== Provided records
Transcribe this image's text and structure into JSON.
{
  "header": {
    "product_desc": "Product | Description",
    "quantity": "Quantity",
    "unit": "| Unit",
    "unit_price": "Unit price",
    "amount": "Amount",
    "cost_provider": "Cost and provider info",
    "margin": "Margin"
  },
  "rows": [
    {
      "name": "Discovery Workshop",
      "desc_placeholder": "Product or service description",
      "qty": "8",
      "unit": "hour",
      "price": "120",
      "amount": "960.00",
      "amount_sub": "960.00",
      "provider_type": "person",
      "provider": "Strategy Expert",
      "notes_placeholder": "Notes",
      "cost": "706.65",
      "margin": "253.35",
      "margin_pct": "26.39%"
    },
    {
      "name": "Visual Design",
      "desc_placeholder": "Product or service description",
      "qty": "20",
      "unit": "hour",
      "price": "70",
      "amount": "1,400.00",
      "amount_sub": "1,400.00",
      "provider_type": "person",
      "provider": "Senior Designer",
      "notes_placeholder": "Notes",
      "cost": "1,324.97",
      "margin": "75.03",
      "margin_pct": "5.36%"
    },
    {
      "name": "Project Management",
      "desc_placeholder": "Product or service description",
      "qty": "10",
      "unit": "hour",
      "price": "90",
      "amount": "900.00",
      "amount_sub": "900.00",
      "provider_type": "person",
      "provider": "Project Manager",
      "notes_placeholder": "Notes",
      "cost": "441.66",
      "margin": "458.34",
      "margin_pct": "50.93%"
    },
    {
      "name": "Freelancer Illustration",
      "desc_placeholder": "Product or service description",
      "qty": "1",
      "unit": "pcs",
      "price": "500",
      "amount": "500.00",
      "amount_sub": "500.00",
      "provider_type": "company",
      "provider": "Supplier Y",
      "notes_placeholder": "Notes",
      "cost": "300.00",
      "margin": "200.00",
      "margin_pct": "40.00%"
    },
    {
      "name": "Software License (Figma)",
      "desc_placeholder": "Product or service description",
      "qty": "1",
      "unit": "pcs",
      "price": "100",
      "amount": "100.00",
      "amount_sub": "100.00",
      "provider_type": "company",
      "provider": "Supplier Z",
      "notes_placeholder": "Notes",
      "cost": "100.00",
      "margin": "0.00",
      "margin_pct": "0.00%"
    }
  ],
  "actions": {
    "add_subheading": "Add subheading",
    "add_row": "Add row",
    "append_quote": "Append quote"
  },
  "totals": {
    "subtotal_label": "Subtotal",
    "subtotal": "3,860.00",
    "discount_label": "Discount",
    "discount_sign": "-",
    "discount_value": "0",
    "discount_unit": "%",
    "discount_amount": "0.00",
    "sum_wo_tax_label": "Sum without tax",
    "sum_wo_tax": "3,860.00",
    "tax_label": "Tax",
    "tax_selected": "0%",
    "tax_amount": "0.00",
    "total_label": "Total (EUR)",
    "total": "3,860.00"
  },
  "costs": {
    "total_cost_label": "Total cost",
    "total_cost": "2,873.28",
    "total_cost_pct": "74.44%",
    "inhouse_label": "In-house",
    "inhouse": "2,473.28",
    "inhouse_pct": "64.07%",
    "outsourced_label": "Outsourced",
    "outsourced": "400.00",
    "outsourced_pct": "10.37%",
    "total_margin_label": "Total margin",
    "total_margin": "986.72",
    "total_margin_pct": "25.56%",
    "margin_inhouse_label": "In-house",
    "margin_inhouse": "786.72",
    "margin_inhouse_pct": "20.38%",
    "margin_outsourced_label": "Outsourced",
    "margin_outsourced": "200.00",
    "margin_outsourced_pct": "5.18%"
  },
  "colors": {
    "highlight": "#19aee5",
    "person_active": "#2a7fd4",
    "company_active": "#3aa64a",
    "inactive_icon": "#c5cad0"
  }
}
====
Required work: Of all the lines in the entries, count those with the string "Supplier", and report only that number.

Finished task: 2